• [Instructions for the task] Omit each picture as you copy the entries exactly.

• [Source records]
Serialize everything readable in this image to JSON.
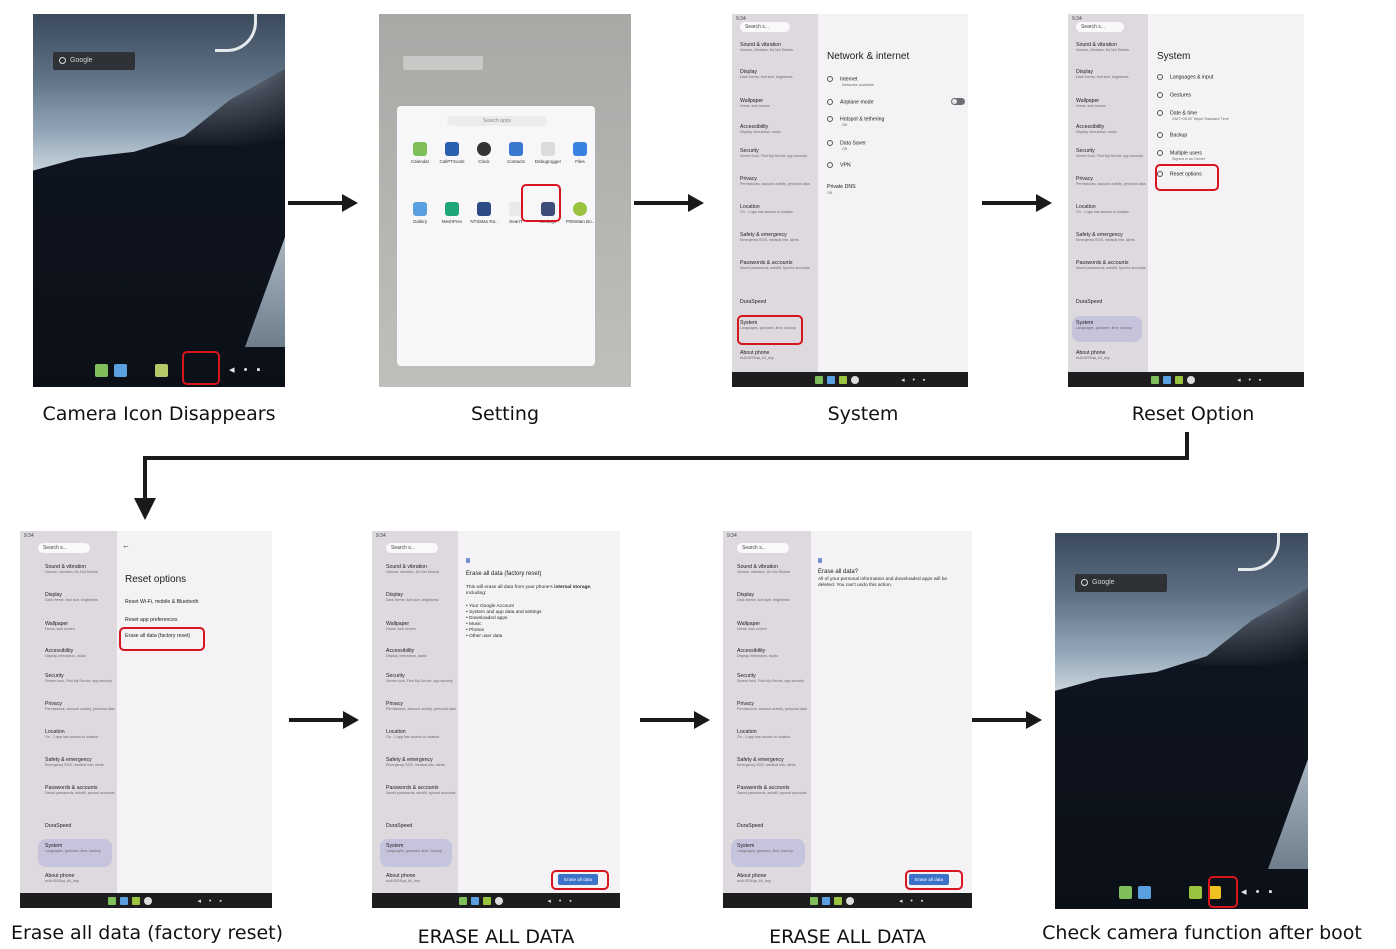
{
  "captions": {
    "step1": "Camera Icon Disappears",
    "step2": "Setting",
    "step3": "System",
    "step4": "Reset Option",
    "step5": "Erase all data (factory reset)",
    "step6": "ERASE ALL DATA",
    "step7": "ERASE ALL DATA",
    "step8": "Check camera function after boot"
  },
  "home": {
    "search_label": "Google"
  },
  "drawer": {
    "search_placeholder": "Search apps",
    "apps_row1": [
      "Calendar",
      "CaliPTSoots",
      "Clock",
      "Contacts",
      "Debugrogger",
      "Files"
    ],
    "apps_row2": [
      "Gallery",
      "MeshPrev",
      "NTSMan Ra..",
      "SearIT",
      "Settings",
      "PWSMan Bo.."
    ]
  },
  "settings": {
    "status_time": "9:34",
    "search_placeholder": "Search s...",
    "side_items": [
      {
        "label": "Sound & vibration",
        "sub": "Volume, vibration, Do Not Disturb"
      },
      {
        "label": "Display",
        "sub": "Dark theme, font size, brightness"
      },
      {
        "label": "Wallpaper",
        "sub": "Home, lock screen"
      },
      {
        "label": "Accessibility",
        "sub": "Display, interaction, audio"
      },
      {
        "label": "Security",
        "sub": "Screen lock, Find My Device, app security"
      },
      {
        "label": "Privacy",
        "sub": "Permissions, account activity, personal data"
      },
      {
        "label": "Location",
        "sub": "On - 1 app has access to location"
      },
      {
        "label": "Safety & emergency",
        "sub": "Emergency SOS, medical info, alerts"
      },
      {
        "label": "Passwords & accounts",
        "sub": "Saved passwords, autofill, synced accounts"
      },
      {
        "label": "DuraSpeed",
        "sub": ""
      },
      {
        "label": "System",
        "sub": "Languages, gestures, time, backup"
      },
      {
        "label": "About phone",
        "sub": "ecAUSSEqa_64_bsp"
      }
    ],
    "network": {
      "title": "Network & internet",
      "rows": [
        {
          "label": "Internet",
          "sub": "Networks available"
        },
        {
          "label": "Airplane mode",
          "sub": ""
        },
        {
          "label": "Hotspot & tethering",
          "sub": "Off"
        },
        {
          "label": "Data Saver",
          "sub": "Off"
        },
        {
          "label": "VPN",
          "sub": ""
        },
        {
          "label": "Private DNS",
          "sub": "Off"
        }
      ]
    },
    "system": {
      "title": "System",
      "rows": [
        {
          "label": "Languages & input",
          "sub": ""
        },
        {
          "label": "Gestures",
          "sub": ""
        },
        {
          "label": "Date & time",
          "sub": "GMT+08:00 Taipei Standard Time"
        },
        {
          "label": "Backup",
          "sub": ""
        },
        {
          "label": "Multiple users",
          "sub": "Signed in as Owner"
        },
        {
          "label": "Reset options",
          "sub": ""
        }
      ]
    },
    "reset": {
      "back": "←",
      "title": "Reset options",
      "rows": [
        "Reset Wi-Fi, mobile & Bluetooth",
        "Reset app preferences",
        "Erase all data (factory reset)"
      ]
    },
    "erase1": {
      "title": "Erase all data (factory reset)",
      "body_prefix": "This will erase all data from your phone's",
      "body_bold": "internal storage",
      "body_suffix": ", including:",
      "list": [
        "• Your Google Account",
        "• System and app data and settings",
        "• Downloaded apps",
        "• Music",
        "• Photos",
        "• Other user data"
      ],
      "button": "Erase all data"
    },
    "erase2": {
      "title": "Erase all data?",
      "body": "All of your personal information and downloaded apps will be deleted. You can't undo this action.",
      "button": "Erase all data"
    }
  },
  "colors": {
    "highlight": "#d8141f",
    "arrow": "#1a1a1a",
    "accent": "#3c72c8"
  }
}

• [Your response]
Serialize everything readable in this image to JSON.
{
  "captions": {
    "step1": "Camera Icon Disappears",
    "step2": "Setting",
    "step3": "System",
    "step4": "Reset Option",
    "step5": "Erase all data (factory reset)",
    "step6": "ERASE ALL DATA",
    "step7": "ERASE ALL DATA",
    "step8": "Check camera function after boot"
  },
  "home": {
    "search_label": "Google"
  },
  "drawer": {
    "search_placeholder": "Search apps",
    "apps_row1": [
      "Calendar",
      "CaliPTSoots",
      "Clock",
      "Contacts",
      "Debugrogger",
      "Files"
    ],
    "apps_row2": [
      "Gallery",
      "MeshPrev",
      "NTSMan Ra..",
      "SearIT",
      "Settings",
      "PWSMan Bo.."
    ]
  },
  "settings": {
    "status_time": "9:34",
    "search_placeholder": "Search s...",
    "side_items": [
      {
        "label": "Sound & vibration",
        "sub": "Volume, vibration, Do Not Disturb"
      },
      {
        "label": "Display",
        "sub": "Dark theme, font size, brightness"
      },
      {
        "label": "Wallpaper",
        "sub": "Home, lock screen"
      },
      {
        "label": "Accessibility",
        "sub": "Display, interaction, audio"
      },
      {
        "label": "Security",
        "sub": "Screen lock, Find My Device, app security"
      },
      {
        "label": "Privacy",
        "sub": "Permissions, account activity, personal data"
      },
      {
        "label": "Location",
        "sub": "On - 1 app has access to location"
      },
      {
        "label": "Safety & emergency",
        "sub": "Emergency SOS, medical info, alerts"
      },
      {
        "label": "Passwords & accounts",
        "sub": "Saved passwords, autofill, synced accounts"
      },
      {
        "label": "DuraSpeed",
        "sub": ""
      },
      {
        "label": "System",
        "sub": "Languages, gestures, time, backup"
      },
      {
        "label": "About phone",
        "sub": "ecAUSSEqa_64_bsp"
      }
    ],
    "network": {
      "title": "Network & internet",
      "rows": [
        {
          "label": "Internet",
          "sub": "Networks available"
        },
        {
          "label": "Airplane mode",
          "sub": ""
        },
        {
          "label": "Hotspot & tethering",
          "sub": "Off"
        },
        {
          "label": "Data Saver",
          "sub": "Off"
        },
        {
          "label": "VPN",
          "sub": ""
        },
        {
          "label": "Private DNS",
          "sub": "Off"
        }
      ]
    },
    "system": {
      "title": "System",
      "rows": [
        {
          "label": "Languages & input",
          "sub": ""
        },
        {
          "label": "Gestures",
          "sub": ""
        },
        {
          "label": "Date & time",
          "sub": "GMT+08:00 Taipei Standard Time"
        },
        {
          "label": "Backup",
          "sub": ""
        },
        {
          "label": "Multiple users",
          "sub": "Signed in as Owner"
        },
        {
          "label": "Reset options",
          "sub": ""
        }
      ]
    },
    "reset": {
      "back": "←",
      "title": "Reset options",
      "rows": [
        "Reset Wi-Fi, mobile & Bluetooth",
        "Reset app preferences",
        "Erase all data (factory reset)"
      ]
    },
    "erase1": {
      "title": "Erase all data (factory reset)",
      "body_prefix": "This will erase all data from your phone's",
      "body_bold": "internal storage",
      "body_suffix": ", including:",
      "list": [
        "• Your Google Account",
        "• System and app data and settings",
        "• Downloaded apps",
        "• Music",
        "• Photos",
        "• Other user data"
      ],
      "button": "Erase all data"
    },
    "erase2": {
      "title": "Erase all data?",
      "body": "All of your personal information and downloaded apps will be deleted. You can't undo this action.",
      "button": "Erase all data"
    }
  },
  "colors": {
    "highlight": "#d8141f",
    "arrow": "#1a1a1a",
    "accent": "#3c72c8"
  }
}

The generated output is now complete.